+++ EXCERPTED DATA
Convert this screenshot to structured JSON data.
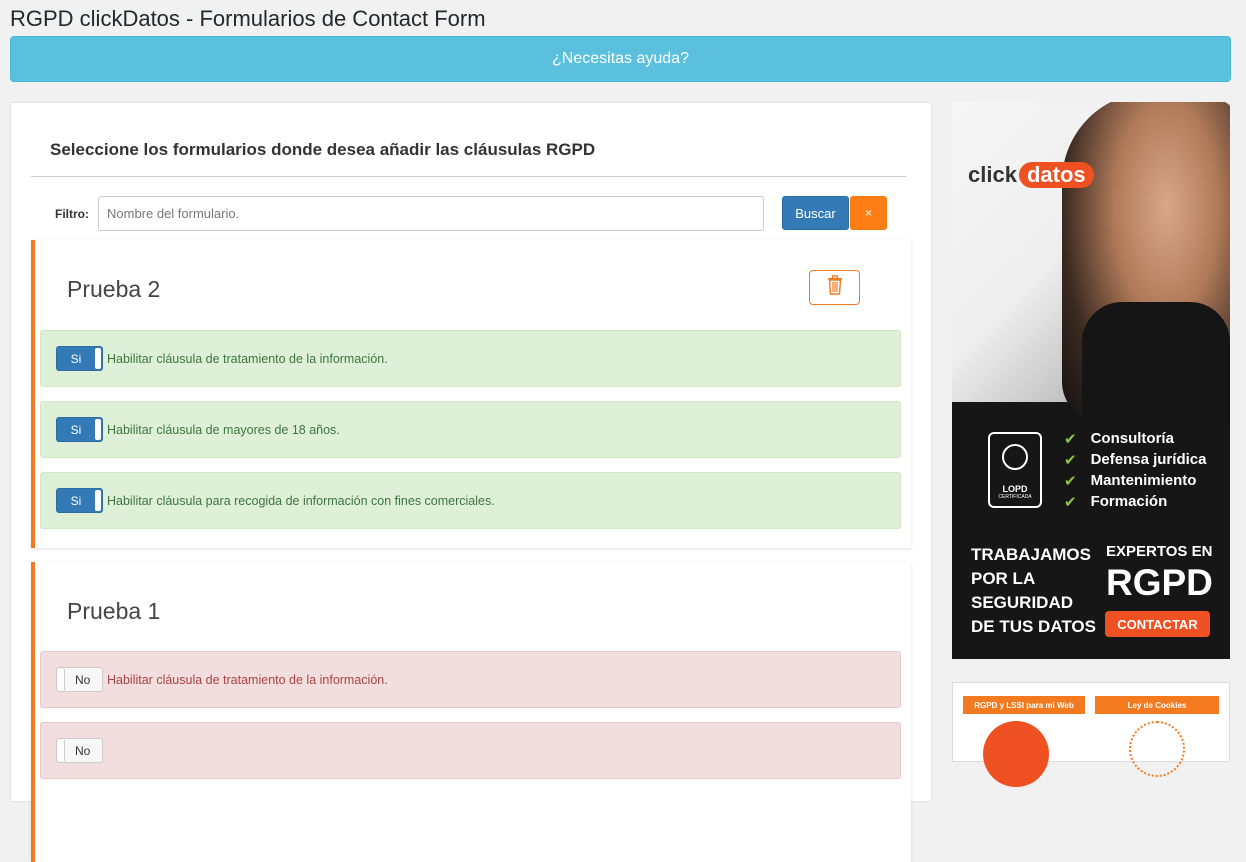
{
  "page": {
    "title": "RGPD clickDatos - Formularios de Contact Form",
    "help_label": "¿Necesitas ayuda?"
  },
  "panel": {
    "heading": "Seleccione los formularios donde desea añadir las cláusulas RGPD",
    "filter_label": "Filtro:",
    "filter_placeholder": "Nombre del formulario.",
    "filter_value": "",
    "search_label": "Buscar",
    "clear_label": "×"
  },
  "forms": [
    {
      "title": "Prueba 2",
      "options": [
        {
          "toggle": "Si",
          "enabled": true,
          "text": "Habilitar cláusula de tratamiento de la información."
        },
        {
          "toggle": "Si",
          "enabled": true,
          "text": "Habilitar cláusula de mayores de 18 años."
        },
        {
          "toggle": "Si",
          "enabled": true,
          "text": "Habilitar cláusula para recogida de información con fines comerciales."
        }
      ]
    },
    {
      "title": "Prueba 1",
      "options": [
        {
          "toggle": "No",
          "enabled": false,
          "text": "Habilitar cláusula de tratamiento de la información."
        },
        {
          "toggle": "No",
          "enabled": false,
          "text": ""
        }
      ]
    }
  ],
  "ad": {
    "logo_click": "click",
    "logo_datos": "datos",
    "badge_line1": "LOPD",
    "badge_line2": "CERTIFICADA",
    "services": [
      "Consultoría",
      "Defensa jurídica",
      "Mantenimiento",
      "Formación"
    ],
    "tagline": [
      "TRABAJAMOS",
      "POR LA",
      "SEGURIDAD",
      "DE TUS DATOS"
    ],
    "experts_line1": "EXPERTOS EN",
    "experts_line2": "RGPD",
    "contact_label": "CONTACTAR"
  },
  "ad2": {
    "tag_left": "RGPD y LSSI para mi Web",
    "tag_right": "Ley de Cookies"
  },
  "colors": {
    "accent_orange": "#f47a20",
    "help_blue": "#5bc0de",
    "primary_blue": "#337ab7",
    "success_bg": "#dff0d8",
    "danger_bg": "#f2dede"
  }
}
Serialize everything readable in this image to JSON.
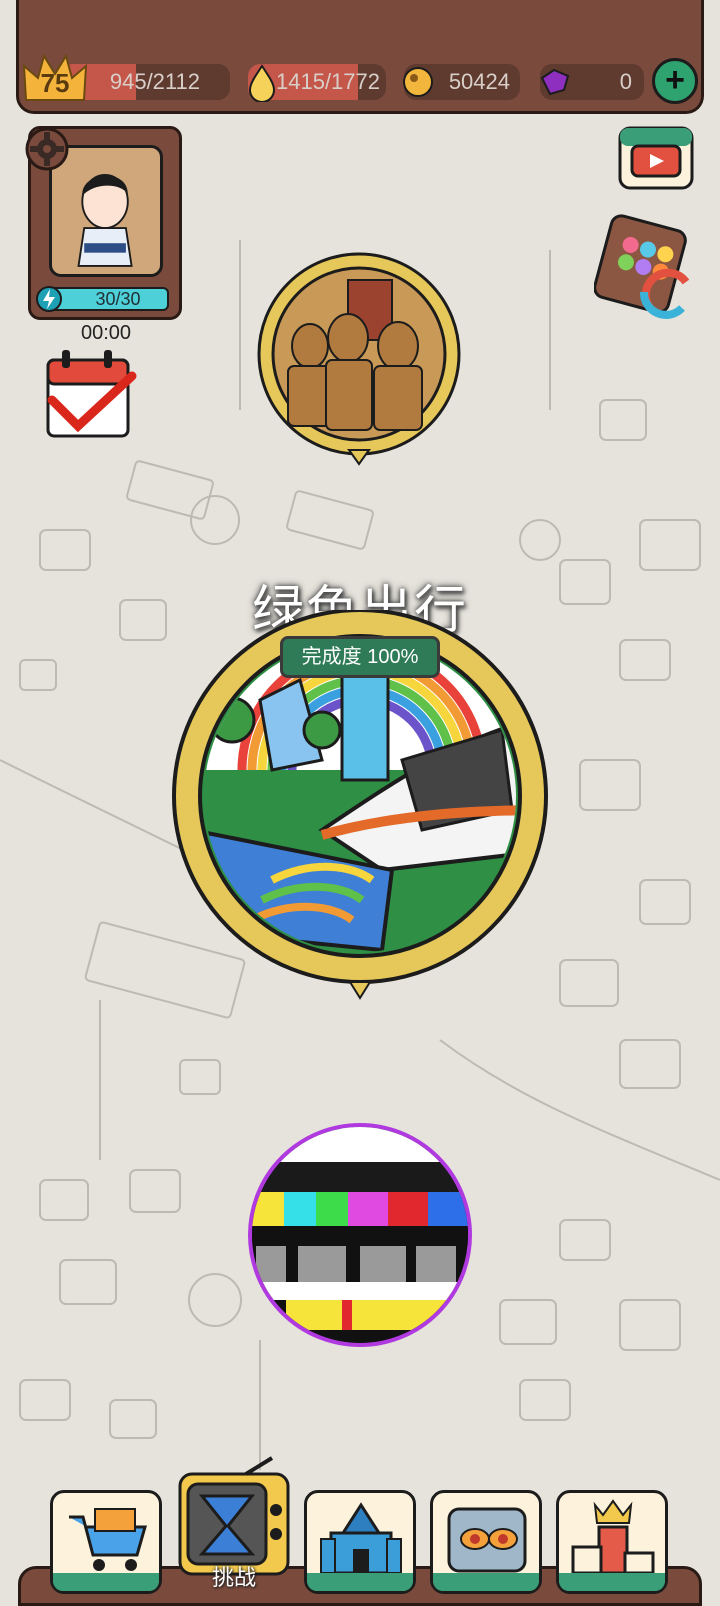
{
  "player": {
    "level": "75",
    "exp_text": "945/2112",
    "exp_fraction": 0.447,
    "stamina_text": "1415/1772",
    "stamina_fraction": 0.8,
    "coins_text": "50424",
    "gems_text": "0",
    "energy_text": "30/30",
    "timer_text": "00:00"
  },
  "main_chapter": {
    "title": "绿色出行",
    "progress_label": "完成度 100%",
    "progress_value": 100
  },
  "bottom_nav": {
    "active_label": "挑战",
    "items": [
      "shop",
      "challenge",
      "city",
      "monster",
      "ranking"
    ]
  },
  "colors": {
    "bar_bg": "#5e3a2f",
    "exp_fill": "#c4574a",
    "stamina_fill": "#c4574a",
    "accent_green": "#2fa36f",
    "energy": "#4dd0d7"
  }
}
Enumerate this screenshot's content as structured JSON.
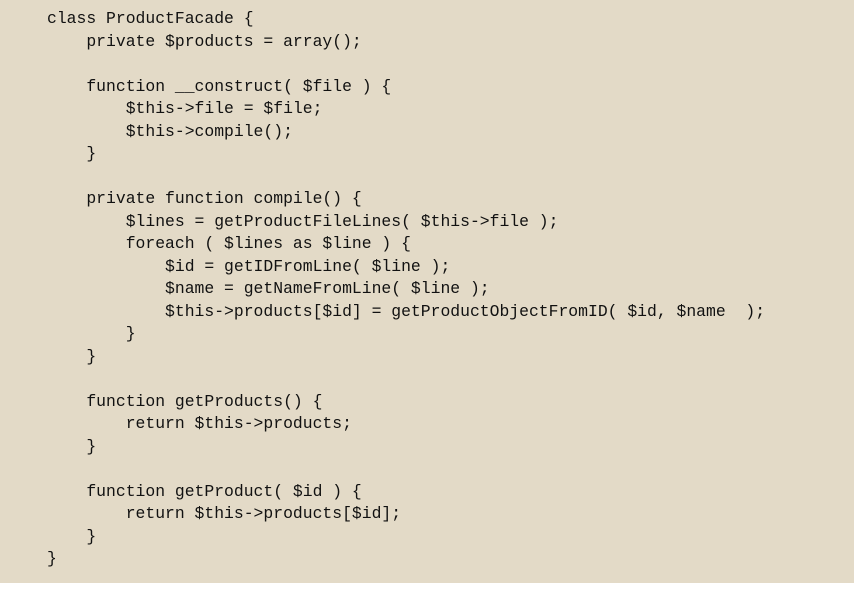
{
  "code": {
    "lines": [
      "class ProductFacade {",
      "    private $products = array();",
      "",
      "    function __construct( $file ) {",
      "        $this->file = $file;",
      "        $this->compile();",
      "    }",
      "",
      "    private function compile() {",
      "        $lines = getProductFileLines( $this->file );",
      "        foreach ( $lines as $line ) {",
      "            $id = getIDFromLine( $line );",
      "            $name = getNameFromLine( $line );",
      "            $this->products[$id] = getProductObjectFromID( $id, $name  );",
      "        }",
      "    }",
      "",
      "    function getProducts() {",
      "        return $this->products;",
      "    }",
      "",
      "    function getProduct( $id ) {",
      "        return $this->products[$id];",
      "    }",
      "}"
    ]
  },
  "colors": {
    "code_background": "#e3dac7",
    "page_background": "#ffffff",
    "text": "#111111"
  }
}
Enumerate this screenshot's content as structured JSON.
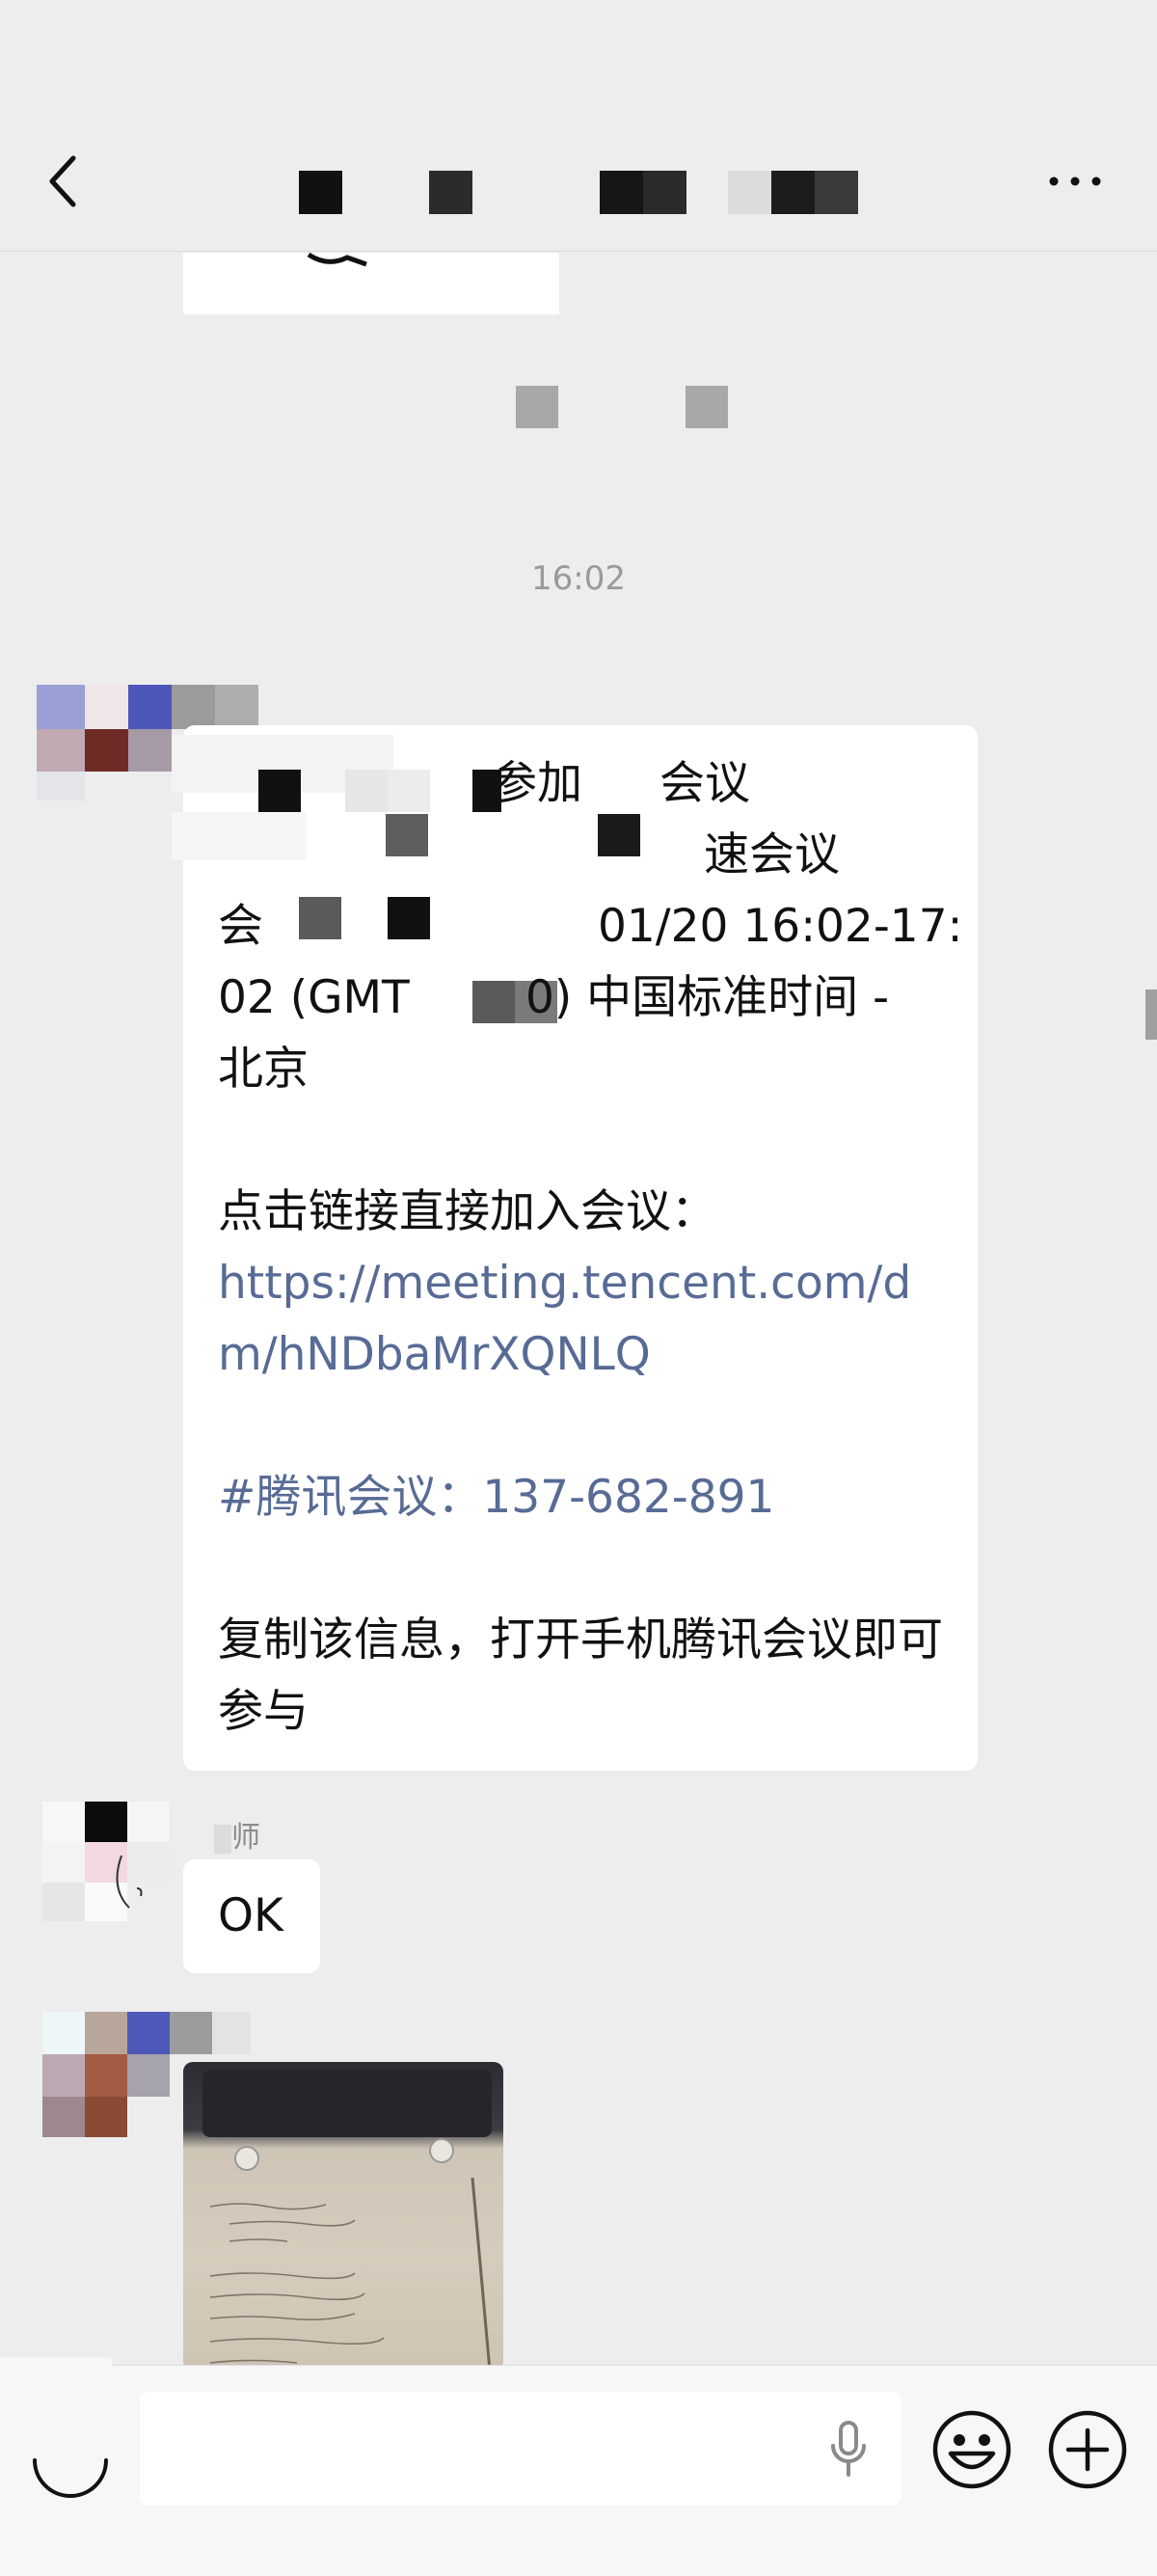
{
  "timestamp": "16:02",
  "meeting_message": {
    "line1": "参加",
    "line1b": "会议",
    "line2": "速会议",
    "line3": "01/20 16:02-17:",
    "line3_left": "会",
    "line4_left": "02 (GMT",
    "line4_right": "0) 中国标准时间 -",
    "line5": "北京",
    "join_prompt": "点击链接直接加入会议：",
    "link": "https://meeting.tencent.com/dm/hNDbaMrXQNLQ",
    "meeting_id": "#腾讯会议：137-682-891",
    "copy_hint": "复制该信息，打开手机腾讯会议即可参与"
  },
  "reply_message": {
    "sender_suffix": "师",
    "text": "OK"
  },
  "icons": {
    "back": "back-arrow-icon",
    "more": "more-dots-icon",
    "voice": "voice-toggle-icon",
    "mic": "microphone-icon",
    "emoji": "emoji-icon",
    "plus": "plus-icon"
  },
  "colors": {
    "background": "#ededed",
    "link": "#576b95",
    "bubble": "#ffffff"
  }
}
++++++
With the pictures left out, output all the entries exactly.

RESULT FOR THIS TASK ->
Convert this screenshot to structured JSON data.
{
  "page": {
    "title": "RGPD clickDatos - Formularios de Contact Form",
    "help_label": "¿Necesitas ayuda?"
  },
  "panel": {
    "heading": "Seleccione los formularios donde desea añadir las cláusulas RGPD",
    "filter_label": "Filtro:",
    "filter_placeholder": "Nombre del formulario.",
    "filter_value": "",
    "search_label": "Buscar",
    "clear_label": "×"
  },
  "forms": [
    {
      "title": "Prueba 2",
      "options": [
        {
          "toggle": "Si",
          "enabled": true,
          "text": "Habilitar cláusula de tratamiento de la información."
        },
        {
          "toggle": "Si",
          "enabled": true,
          "text": "Habilitar cláusula de mayores de 18 años."
        },
        {
          "toggle": "Si",
          "enabled": true,
          "text": "Habilitar cláusula para recogida de información con fines comerciales."
        }
      ]
    },
    {
      "title": "Prueba 1",
      "options": [
        {
          "toggle": "No",
          "enabled": false,
          "text": "Habilitar cláusula de tratamiento de la información."
        },
        {
          "toggle": "No",
          "enabled": false,
          "text": ""
        }
      ]
    }
  ],
  "ad": {
    "logo_click": "click",
    "logo_datos": "datos",
    "badge_line1": "LOPD",
    "badge_line2": "CERTIFICADA",
    "services": [
      "Consultoría",
      "Defensa jurídica",
      "Mantenimiento",
      "Formación"
    ],
    "tagline": [
      "TRABAJAMOS",
      "POR LA",
      "SEGURIDAD",
      "DE TUS DATOS"
    ],
    "experts_line1": "EXPERTOS EN",
    "experts_line2": "RGPD",
    "contact_label": "CONTACTAR"
  },
  "ad2": {
    "tag_left": "RGPD y LSSI para mi Web",
    "tag_right": "Ley de Cookies"
  },
  "colors": {
    "accent_orange": "#f47a20",
    "help_blue": "#5bc0de",
    "primary_blue": "#337ab7",
    "success_bg": "#dff0d8",
    "danger_bg": "#f2dede"
  }
}
Serialize everything readable in this image to JSON.
{
  "player": {
    "level": "75",
    "exp_text": "945/2112",
    "exp_fraction": 0.447,
    "stamina_text": "1415/1772",
    "stamina_fraction": 0.8,
    "coins_text": "50424",
    "gems_text": "0",
    "energy_text": "30/30",
    "timer_text": "00:00"
  },
  "main_chapter": {
    "title": "绿色出行",
    "progress_label": "完成度 100%",
    "progress_value": 100
  },
  "bottom_nav": {
    "active_label": "挑战",
    "items": [
      "shop",
      "challenge",
      "city",
      "monster",
      "ranking"
    ]
  },
  "colors": {
    "bar_bg": "#5e3a2f",
    "exp_fill": "#c4574a",
    "stamina_fill": "#c4574a",
    "accent_green": "#2fa36f",
    "energy": "#4dd0d7"
  }
}
Enumerate this screenshot's content as structured JSON.
{
  "code": {
    "lines": [
      "class ProductFacade {",
      "    private $products = array();",
      "",
      "    function __construct( $file ) {",
      "        $this->file = $file;",
      "        $this->compile();",
      "    }",
      "",
      "    private function compile() {",
      "        $lines = getProductFileLines( $this->file );",
      "        foreach ( $lines as $line ) {",
      "            $id = getIDFromLine( $line );",
      "            $name = getNameFromLine( $line );",
      "            $this->products[$id] = getProductObjectFromID( $id, $name  );",
      "        }",
      "    }",
      "",
      "    function getProducts() {",
      "        return $this->products;",
      "    }",
      "",
      "    function getProduct( $id ) {",
      "        return $this->products[$id];",
      "    }",
      "}"
    ]
  },
  "colors": {
    "code_background": "#e3dac7",
    "page_background": "#ffffff",
    "text": "#111111"
  }
}
Enumerate this screenshot's content as structured JSON.
{
  "timestamp": "16:02",
  "meeting_message": {
    "line1": "参加",
    "line1b": "会议",
    "line2": "速会议",
    "line3": "01/20 16:02-17:",
    "line3_left": "会",
    "line4_left": "02 (GMT",
    "line4_right": "0) 中国标准时间 -",
    "line5": "北京",
    "join_prompt": "点击链接直接加入会议：",
    "link": "https://meeting.tencent.com/dm/hNDbaMrXQNLQ",
    "meeting_id": "#腾讯会议：137-682-891",
    "copy_hint": "复制该信息，打开手机腾讯会议即可参与"
  },
  "reply_message": {
    "sender_suffix": "师",
    "text": "OK"
  },
  "icons": {
    "back": "back-arrow-icon",
    "more": "more-dots-icon",
    "voice": "voice-toggle-icon",
    "mic": "microphone-icon",
    "emoji": "emoji-icon",
    "plus": "plus-icon"
  },
  "colors": {
    "background": "#ededed",
    "link": "#576b95",
    "bubble": "#ffffff"
  }
}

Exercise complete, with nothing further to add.